No matter how hard you try to perceive a leaf on a tree, your eyeballs are only sending extremely noisy sensory data to your brain. Your subconscious mind creates a mental model of what is happening, and continuously updates it. It needs to filter, smooth, and distort the new incoming sensory information to fit the model, so that your conscious mind is able to make sense of it. If you see something that violates your mental models too extremely, it literally becomes the case that you can’t believe your eyes, and you are left stumbling around, Velma-like, in search of a new mental model of the situation.
Through a handy invention called “language”, human beings are able to share mental models with each other. These models are on a continuum from “metaphorical” (as in stories, myths) to “literal” (as in folk theories, scientific hypotheses). These shared mental models all come together to form a worldview, which is at the heart of what we call “culture”. This allows the tribe to understand the world and each other.
The shaman's job, then, is to:
Understand the tribe’s existing mental models
Update shared mental models over time to reflect the changing environment and evolving needs of the tribe
When spooky shit starts happening that falls outside of the “shared reality operating system”, it is the shaman’s role to debug.

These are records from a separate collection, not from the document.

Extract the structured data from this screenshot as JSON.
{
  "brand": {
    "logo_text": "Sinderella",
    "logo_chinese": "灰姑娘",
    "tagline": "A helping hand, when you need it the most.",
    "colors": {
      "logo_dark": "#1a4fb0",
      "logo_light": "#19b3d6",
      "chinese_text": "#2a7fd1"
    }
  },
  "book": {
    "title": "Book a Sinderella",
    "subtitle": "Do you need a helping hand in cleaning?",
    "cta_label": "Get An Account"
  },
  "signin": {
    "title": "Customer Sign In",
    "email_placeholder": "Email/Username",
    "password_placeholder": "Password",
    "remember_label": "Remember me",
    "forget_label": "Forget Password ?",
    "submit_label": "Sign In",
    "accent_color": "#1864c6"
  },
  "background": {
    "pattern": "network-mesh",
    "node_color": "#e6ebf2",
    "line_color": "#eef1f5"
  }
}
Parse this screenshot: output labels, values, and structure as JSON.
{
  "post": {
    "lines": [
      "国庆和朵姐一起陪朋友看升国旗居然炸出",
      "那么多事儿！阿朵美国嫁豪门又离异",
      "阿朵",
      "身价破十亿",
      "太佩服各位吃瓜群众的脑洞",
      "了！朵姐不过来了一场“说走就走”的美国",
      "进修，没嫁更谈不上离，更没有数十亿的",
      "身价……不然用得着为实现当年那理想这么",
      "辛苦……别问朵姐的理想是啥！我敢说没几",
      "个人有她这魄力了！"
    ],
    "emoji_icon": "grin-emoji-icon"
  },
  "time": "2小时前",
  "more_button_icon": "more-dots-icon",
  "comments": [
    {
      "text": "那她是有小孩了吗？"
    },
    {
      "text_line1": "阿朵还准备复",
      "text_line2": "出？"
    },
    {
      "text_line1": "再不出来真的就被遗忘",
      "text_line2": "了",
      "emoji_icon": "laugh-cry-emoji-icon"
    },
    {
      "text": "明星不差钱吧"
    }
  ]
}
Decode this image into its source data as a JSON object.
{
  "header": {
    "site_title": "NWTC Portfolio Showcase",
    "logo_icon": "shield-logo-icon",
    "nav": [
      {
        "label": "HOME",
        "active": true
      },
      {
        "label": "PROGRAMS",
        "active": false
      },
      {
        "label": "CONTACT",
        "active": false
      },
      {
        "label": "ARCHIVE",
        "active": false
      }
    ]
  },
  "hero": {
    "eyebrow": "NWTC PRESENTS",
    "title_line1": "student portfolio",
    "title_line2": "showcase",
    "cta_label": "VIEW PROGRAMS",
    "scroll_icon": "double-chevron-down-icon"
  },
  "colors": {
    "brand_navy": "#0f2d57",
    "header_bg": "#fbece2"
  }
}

I used to spend a lot of time thinking about how to split code up into files and directories based on what code “belongs” together. But that’s a completely vague criteria and also doesn’t have any obvious connection to my actual goals. There are also usually multiple different axes along which things could be grouped eg a compiler could be split by pass, or by language features. So now I tend to put everything into one file until I start to notice difficulty navigating, and then I split out things that I’ve noticed I tend to read or edit at the same time. Unlike the previous criteria this is easy to evaluate by just remembering what I did and is easy to connect to my goals — it means less jumping around in future edits which will make coding and debugging slightly faster.
Why is it so hard to do my work? The challenge of attention residue when switching between work tasks
As revealed by two experiments, people need to stop thinking about one task in order to fully transition their attention and perform well on another. Yet, results indicate that people find it difficult to transition their attention away from an unfinished task and their subsequent task performance suffers. Being able to finish one task before switching to another is, however, not enough to enable effective task transitions. Time pressure while finishing a prior task is needed to disengage from the first task and thus move to the next task and it contributes to higher performance on the next task.
Attention residue represents the extent to which a person’s attention is only partially focused on a current activity (task or social interaction) because a prior activity is still holding part of his or her attention. More precisely, that prior activity has stayed active in working memory — up through the present — and keeps attracting attention even though one has had to engage in another activity. Whereas some types of ruminative thoughts can be anchored in events that are far in the past and tend to come and go, attention residue is rooted in temporally proximal events (i.e. a task or social interaction that has recently occurred) that have stayed active and persisted in working memory. To summarize, attention residue occurs when one has switched activities without fully transitioning one’s attention.